DATA TO USE below:

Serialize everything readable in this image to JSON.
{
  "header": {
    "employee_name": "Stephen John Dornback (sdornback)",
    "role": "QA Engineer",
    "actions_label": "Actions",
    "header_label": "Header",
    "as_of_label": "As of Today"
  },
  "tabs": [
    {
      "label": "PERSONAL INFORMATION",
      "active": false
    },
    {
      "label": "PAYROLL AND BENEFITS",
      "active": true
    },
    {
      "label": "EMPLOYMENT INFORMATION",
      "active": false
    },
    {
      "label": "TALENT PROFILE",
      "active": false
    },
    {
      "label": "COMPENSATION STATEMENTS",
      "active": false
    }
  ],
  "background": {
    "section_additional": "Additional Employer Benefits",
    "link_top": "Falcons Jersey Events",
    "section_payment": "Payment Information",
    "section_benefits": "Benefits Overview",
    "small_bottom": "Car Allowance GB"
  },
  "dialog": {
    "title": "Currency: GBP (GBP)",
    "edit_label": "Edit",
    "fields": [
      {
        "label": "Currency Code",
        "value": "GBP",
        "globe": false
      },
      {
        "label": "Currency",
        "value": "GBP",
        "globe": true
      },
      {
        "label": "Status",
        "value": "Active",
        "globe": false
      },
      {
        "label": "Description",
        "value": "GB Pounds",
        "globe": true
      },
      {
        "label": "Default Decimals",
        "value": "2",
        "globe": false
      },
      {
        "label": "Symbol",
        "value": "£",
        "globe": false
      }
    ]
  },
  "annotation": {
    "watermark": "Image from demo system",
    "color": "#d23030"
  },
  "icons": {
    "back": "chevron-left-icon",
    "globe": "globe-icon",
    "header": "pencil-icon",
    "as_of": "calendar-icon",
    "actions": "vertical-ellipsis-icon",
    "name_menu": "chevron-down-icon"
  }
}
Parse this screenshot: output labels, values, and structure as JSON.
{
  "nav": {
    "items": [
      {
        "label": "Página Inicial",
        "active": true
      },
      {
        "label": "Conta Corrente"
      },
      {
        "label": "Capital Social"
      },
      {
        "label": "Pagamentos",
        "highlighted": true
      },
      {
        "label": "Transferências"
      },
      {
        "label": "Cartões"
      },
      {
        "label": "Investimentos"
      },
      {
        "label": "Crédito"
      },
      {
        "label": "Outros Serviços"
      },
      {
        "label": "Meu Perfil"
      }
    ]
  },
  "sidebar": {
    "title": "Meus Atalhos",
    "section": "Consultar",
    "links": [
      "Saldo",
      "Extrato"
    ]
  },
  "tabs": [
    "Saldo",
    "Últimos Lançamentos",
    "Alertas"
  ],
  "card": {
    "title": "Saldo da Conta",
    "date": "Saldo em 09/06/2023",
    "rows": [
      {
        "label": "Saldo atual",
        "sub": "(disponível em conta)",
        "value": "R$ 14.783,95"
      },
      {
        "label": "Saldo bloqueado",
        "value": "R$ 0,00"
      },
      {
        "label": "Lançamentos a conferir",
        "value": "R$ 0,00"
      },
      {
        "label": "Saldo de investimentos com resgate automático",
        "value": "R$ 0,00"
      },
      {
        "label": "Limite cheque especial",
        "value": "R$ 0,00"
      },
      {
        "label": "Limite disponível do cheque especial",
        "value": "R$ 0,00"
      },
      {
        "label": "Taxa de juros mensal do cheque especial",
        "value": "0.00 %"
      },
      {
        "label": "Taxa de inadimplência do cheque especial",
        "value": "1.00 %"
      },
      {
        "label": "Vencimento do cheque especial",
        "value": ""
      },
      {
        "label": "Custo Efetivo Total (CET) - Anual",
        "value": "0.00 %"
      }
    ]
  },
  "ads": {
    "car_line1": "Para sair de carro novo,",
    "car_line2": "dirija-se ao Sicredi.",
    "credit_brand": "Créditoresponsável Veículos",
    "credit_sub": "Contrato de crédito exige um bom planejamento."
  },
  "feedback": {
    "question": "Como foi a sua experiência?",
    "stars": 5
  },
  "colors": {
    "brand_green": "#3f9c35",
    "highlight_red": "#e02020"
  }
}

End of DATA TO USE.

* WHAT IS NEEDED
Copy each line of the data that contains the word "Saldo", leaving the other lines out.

* TASK ANSWER
      "Saldo",
    "Saldo",
    "title": "Saldo da Conta",
    "date": "Saldo em 09/06/2023",
        "label": "Saldo atual",
        "label": "Saldo bloqueado",
        "label": "Saldo de investimentos com resgate automático",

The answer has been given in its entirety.